Mast cells express approximately 300 000 high affinity IgE receptors/cell, but aggregation of only 100 receptors is required for detectable responses.  Histamine, the best studied of mast cell products, accounts for 5-10% of mast cell granule content, and is stored in association with proteoglycans. Histamine receptor stimulation results in smooth muscle contraction, increased vascular permeability, and prostaglandin generation. Chemotactic factors and neutral proteases (mainly tryptase) are the main other preformed mediators found in mast cell granules. Arachidonic acid metabolites, including prostaglandins ([PGD.sub.2]) and leukotrienes ([LTC.sub.4]), are another important group of mast cell derived mediators that are not stored but produced de novo after mast cell degranulation. [PGD.sub.2] and [LTC.sub.4] are potent bronchoconstrictors for human airways in vitro. 
Mast cell derived mediators have been found in lavage fluid from patients with asthma, supporting the role of these cells in the immediate or early allergic reaction in asthma. When allergen challenge preceded BAL, increases were documented for histamine, [LTD.sub.4] [PGD.sub.2] and tryptase. The role of mast cells in the late allergic response has been more difficult to resolve.

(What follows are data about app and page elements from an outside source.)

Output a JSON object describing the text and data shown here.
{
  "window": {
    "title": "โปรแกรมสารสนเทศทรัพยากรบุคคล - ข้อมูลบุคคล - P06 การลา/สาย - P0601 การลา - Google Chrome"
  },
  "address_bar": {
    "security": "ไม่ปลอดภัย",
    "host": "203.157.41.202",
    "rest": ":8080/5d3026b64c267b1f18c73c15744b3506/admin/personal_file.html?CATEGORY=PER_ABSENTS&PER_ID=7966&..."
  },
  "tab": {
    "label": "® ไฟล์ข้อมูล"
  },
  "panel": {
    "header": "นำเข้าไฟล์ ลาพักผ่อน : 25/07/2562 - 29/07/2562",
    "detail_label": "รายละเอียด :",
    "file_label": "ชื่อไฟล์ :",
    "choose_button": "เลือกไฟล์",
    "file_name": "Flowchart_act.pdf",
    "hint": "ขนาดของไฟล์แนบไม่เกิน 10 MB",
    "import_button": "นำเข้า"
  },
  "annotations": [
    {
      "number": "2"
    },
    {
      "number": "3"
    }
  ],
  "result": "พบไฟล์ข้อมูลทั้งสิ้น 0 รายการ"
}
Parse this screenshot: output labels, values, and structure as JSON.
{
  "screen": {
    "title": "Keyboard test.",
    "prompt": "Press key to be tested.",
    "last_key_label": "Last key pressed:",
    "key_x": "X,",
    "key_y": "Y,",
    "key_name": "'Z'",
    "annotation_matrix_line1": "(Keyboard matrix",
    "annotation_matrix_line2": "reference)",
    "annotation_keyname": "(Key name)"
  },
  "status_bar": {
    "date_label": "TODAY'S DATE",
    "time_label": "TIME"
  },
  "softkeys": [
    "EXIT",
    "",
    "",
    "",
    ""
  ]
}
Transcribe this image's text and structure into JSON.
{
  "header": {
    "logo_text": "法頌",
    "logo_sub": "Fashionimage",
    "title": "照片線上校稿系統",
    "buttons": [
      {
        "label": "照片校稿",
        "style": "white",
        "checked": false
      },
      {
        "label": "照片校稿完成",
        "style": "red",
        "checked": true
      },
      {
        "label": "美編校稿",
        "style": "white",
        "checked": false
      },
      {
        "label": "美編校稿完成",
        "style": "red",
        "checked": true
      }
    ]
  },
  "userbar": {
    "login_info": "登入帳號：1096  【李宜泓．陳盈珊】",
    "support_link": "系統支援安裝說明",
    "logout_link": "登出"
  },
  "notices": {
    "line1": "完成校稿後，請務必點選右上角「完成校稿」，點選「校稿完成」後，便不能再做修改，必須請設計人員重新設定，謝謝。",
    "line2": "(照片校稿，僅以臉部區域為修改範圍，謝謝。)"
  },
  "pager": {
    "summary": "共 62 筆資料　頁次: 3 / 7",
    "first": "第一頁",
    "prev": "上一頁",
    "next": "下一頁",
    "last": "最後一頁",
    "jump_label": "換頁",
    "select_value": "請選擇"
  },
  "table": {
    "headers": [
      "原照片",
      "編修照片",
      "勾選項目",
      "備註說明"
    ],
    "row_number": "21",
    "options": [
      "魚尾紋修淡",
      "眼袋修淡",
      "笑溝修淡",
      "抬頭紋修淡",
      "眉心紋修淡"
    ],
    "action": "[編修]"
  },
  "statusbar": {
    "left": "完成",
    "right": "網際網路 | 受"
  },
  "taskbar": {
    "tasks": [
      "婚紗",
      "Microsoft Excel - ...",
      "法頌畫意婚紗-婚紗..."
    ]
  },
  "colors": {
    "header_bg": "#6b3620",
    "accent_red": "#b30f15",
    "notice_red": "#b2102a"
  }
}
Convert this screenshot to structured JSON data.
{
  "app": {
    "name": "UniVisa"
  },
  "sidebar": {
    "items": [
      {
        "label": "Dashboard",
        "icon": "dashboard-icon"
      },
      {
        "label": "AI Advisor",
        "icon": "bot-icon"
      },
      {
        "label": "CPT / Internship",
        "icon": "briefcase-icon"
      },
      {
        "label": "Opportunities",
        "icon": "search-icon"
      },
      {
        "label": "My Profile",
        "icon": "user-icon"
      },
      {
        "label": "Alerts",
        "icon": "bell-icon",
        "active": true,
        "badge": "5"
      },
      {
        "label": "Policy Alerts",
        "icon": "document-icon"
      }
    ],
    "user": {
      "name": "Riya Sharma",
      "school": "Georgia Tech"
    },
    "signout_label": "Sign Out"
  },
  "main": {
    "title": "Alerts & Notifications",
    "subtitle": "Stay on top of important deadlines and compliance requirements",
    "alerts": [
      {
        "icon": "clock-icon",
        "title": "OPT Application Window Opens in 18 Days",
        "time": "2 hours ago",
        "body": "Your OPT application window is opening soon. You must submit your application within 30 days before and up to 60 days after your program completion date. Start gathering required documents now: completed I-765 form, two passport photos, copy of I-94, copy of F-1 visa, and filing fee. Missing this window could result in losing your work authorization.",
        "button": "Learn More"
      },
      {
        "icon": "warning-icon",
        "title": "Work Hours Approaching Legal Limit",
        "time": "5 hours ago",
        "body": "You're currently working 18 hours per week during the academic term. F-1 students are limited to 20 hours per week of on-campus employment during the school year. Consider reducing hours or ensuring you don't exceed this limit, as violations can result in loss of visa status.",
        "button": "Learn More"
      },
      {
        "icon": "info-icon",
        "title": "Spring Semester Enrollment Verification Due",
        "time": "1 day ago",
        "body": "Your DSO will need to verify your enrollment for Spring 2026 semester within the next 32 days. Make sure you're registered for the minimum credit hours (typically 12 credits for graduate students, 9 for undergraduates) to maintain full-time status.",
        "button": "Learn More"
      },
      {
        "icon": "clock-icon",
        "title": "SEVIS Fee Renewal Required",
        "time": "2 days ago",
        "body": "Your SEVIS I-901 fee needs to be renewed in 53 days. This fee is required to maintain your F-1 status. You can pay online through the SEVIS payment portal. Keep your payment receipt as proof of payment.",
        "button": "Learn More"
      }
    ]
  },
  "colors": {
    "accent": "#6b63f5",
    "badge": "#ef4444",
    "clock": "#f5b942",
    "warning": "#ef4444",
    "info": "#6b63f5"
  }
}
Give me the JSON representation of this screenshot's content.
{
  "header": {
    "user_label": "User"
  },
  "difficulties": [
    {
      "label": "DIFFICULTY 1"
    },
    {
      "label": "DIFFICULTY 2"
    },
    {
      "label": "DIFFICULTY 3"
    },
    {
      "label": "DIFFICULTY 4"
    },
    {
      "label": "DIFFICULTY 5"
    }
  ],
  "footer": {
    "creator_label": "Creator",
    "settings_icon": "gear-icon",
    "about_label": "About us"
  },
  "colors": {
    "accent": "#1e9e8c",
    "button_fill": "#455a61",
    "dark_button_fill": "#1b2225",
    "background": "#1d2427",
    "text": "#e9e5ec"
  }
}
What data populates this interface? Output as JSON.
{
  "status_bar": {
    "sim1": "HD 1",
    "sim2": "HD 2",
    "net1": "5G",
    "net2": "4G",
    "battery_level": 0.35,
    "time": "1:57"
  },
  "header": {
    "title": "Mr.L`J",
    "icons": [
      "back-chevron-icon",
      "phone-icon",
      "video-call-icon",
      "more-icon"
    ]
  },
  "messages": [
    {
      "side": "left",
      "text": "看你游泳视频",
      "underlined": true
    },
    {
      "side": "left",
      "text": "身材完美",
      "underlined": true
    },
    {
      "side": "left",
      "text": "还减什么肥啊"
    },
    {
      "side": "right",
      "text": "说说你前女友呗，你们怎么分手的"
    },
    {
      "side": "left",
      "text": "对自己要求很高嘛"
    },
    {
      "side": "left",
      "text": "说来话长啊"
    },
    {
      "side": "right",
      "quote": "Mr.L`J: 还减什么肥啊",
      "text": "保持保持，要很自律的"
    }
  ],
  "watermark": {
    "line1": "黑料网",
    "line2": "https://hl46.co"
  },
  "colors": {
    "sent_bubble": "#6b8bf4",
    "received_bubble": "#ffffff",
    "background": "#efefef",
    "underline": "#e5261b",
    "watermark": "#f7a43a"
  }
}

However, they are thought to play a key role in the development of the chronic inflammatory phase through their production of cytokines and chemotactic factors that lead to the recruitment of other cell types such as eosinophils. 
EOSINOPHILS AS EFFECTORS OF THE LATE PHASE
Even if the role of the eosinophil remains somewhat enigmatic, the current view is that it is a proinflammatory cell with a substantial tissue destructive potency. The biological activities exerted by the eosinophil are related to the products released from its granules, including the eosinophil cationic protein (ECP) and the major basic protein (MBP). These two potent cytotoxic proteins have the capacity to kill both mammalian and non-mammalian cells, such as parasites, by making pores in cell membranes, which leads to osmotic lysis. The accumulation and activation of eosinophils in the lungs are governed by the upregulation of adhesion molecules on lung endothelial cells and the production of various cytokines and chemotactic molecules by mast cells and T cells. Of these cytokines, IL-5 seems to play a central role, because it regulates most aspects of eosinophil behaviour, such as growth, apoptosis, adhesion, and secretion.  Activation of the endothelium by cytokines such as IL-4 favours their migratio n to the lungs by upregulating the expression of vascular cell adhesion molecule 1 on endothelial cells.  Finally, chemokines are responsible for tissue recruitment (see below).
EPITHELIAL CELLS AS GATEKEEPERS
Traditionally, the main function of airway epithelial cells was thought to be preventing the entry of noxious inhaled substances into the body and clearing particulates out of the airways. However, recent …